◆ TASK BRIEF:
Wherever the word "start" appears in a line of the data, that line should be copied.

◆ TASK MATERIAL:
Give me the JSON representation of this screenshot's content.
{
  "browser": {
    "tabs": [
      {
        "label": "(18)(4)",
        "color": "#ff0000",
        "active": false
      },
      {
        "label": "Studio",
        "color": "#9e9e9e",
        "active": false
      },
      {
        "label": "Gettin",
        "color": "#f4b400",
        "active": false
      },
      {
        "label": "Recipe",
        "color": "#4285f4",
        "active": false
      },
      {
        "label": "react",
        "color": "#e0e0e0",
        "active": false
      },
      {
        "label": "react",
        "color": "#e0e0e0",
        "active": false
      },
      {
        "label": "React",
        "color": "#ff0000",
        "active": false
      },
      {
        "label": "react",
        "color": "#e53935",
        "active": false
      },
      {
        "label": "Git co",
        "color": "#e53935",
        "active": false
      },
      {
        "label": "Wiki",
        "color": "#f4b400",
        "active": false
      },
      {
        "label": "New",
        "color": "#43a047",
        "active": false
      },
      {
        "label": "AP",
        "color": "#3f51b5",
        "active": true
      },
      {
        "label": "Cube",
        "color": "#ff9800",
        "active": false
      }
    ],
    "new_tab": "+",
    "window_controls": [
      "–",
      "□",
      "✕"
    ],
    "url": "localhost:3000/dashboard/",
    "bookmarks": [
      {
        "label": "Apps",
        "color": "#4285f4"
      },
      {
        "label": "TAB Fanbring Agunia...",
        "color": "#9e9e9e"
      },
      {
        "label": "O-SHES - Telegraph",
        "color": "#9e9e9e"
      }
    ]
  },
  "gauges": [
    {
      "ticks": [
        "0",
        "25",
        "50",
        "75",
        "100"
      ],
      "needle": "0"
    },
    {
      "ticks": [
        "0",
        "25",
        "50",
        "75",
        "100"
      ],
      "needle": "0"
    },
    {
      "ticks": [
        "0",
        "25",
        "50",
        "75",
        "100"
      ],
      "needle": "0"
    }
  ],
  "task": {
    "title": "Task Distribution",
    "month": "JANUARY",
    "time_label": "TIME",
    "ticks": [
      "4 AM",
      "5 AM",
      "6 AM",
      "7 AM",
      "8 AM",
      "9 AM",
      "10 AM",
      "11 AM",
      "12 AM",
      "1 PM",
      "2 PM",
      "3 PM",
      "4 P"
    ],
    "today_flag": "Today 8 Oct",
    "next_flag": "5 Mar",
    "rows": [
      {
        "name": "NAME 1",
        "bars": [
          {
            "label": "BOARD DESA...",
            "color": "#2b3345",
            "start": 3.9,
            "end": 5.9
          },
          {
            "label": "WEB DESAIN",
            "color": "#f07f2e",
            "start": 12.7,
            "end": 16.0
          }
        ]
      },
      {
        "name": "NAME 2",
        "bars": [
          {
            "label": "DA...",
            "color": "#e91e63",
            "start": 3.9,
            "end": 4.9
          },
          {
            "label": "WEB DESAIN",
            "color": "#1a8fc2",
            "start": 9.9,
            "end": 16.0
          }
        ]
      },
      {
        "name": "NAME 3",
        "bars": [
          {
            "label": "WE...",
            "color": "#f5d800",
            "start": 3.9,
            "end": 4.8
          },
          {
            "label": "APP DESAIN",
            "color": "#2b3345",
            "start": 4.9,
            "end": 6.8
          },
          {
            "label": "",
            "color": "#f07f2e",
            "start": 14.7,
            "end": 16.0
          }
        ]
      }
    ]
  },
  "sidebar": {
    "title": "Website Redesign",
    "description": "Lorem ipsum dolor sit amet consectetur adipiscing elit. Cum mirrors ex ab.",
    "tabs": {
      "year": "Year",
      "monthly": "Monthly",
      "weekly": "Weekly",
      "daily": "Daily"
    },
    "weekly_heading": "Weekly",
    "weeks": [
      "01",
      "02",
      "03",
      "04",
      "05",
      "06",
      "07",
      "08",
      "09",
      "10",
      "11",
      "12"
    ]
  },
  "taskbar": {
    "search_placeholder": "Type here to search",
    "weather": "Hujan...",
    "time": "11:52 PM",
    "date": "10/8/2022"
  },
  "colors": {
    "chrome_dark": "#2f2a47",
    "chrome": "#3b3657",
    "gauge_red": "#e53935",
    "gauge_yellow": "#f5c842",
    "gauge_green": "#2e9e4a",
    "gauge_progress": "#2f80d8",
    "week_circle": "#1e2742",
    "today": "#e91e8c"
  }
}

◆ REPLY TO THE EXERCISE:
            "start": 3.9,
            "start": 12.7,
            "start": 3.9,
            "start": 9.9,
            "start": 3.9,
            "start": 4.9,
            "start": 14.7,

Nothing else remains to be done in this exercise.